The publication of the breakthrough report “To Err is Human” by the Institute of Medicine was the launch of patient safety initiatives all over the world. In the intensive care unit (ICU) of the Erasmus MC-Sophia Children’s Hospital this resulted in the institution of a multimodal patient safety management system under the name Safety First in 2005. This system now includes nine major elements, representing monitoring and intervention activities. In this thesis we report on the results and the implementation of the patient safety management system called Safety First.

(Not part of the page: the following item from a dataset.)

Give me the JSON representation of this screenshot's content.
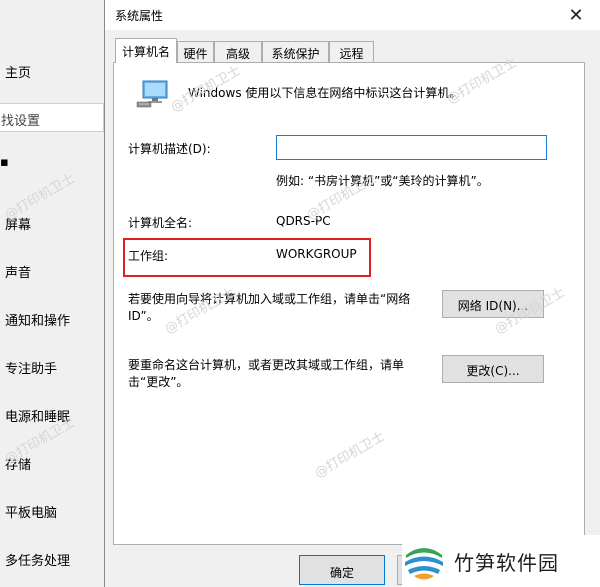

Outline of this thesis: In part I the concept of patient safety and the Safety First project are introduced. The rationale for selecting the elements of the patient safety management system is explained. As preventable mortality and morbidity are the public focus as outcome parameters for quality and safety of care, we have studied very long stay patients in our ICU (chapter 2). The goal of this study was to determine characteristics and mortality in these patients as well as modes of death. Chapter 3 presents an evaluation of potentially preventable deaths in our ICU. An important question was whether five years of patient safety efforts had resulted in fewer potentially preventable deaths. Part II reflects on the difficulties in monitoring adverse events. In chapter 4 we present numbers and types of adverse events identified with real time physicians’ registration during a 3-month period in general pediatric practice. The next chapter is a study into adverse events in the surgical pediatric ICU in a 2-year period. We combined the physicians’ registration with the Trigger Tool methodology as developed by the Institute for Healthcare, Boston, USA. The goals were to determine the rate and nature of the adverse events and to compare the two methods. In part III a number of elements of Safety First are described, as well as other studies into patient safety issues relevant to bedside ICU care. Chapter 6 brings the results of critical incident analysis with a focus on the factors contributing to the incident and the resultant recommendations. The next study evaluated the availability and reliability of drug formularies used in our ICU, which are crucial in safe drug prescription. In chapter 8 we discuss the safety of routine MRI scans in preterm infants at 30 weeks gestational age, as reflected by safety incidents and adverse events. In the next chapter, safety focused Mortality and Morbidity conference reports were scrutinized for numbers and types of recommendations stemming from these meetings. Chapter 10 is a study about nursing protocol violations established with the Critical Nursing Situation Index. Part IV describes a study of safety culture in the ICU, as it emerged from a safety attitude questionnaire administered to all staff. We aimed to compare findings to benchmark data and explore any deficiencies. In the general discussion in part V the results of the studies are commented on and future directions are given, including guidelines for optimal implementation of a patient safety management system and future benchmarking.
|Keywords||pediatrics, patient safety management system, monitoring, children|
|Promotor||D. Tibboel (Dick)|
|Publisher||Erasmus University Rotterdam|
van der Starre, C. (2011, November 3). Patient Safety in Pediatrics: a Developing Discipline. Erasmus University Rotterdam. Retrieved from http://hdl.handle.net/1765/76038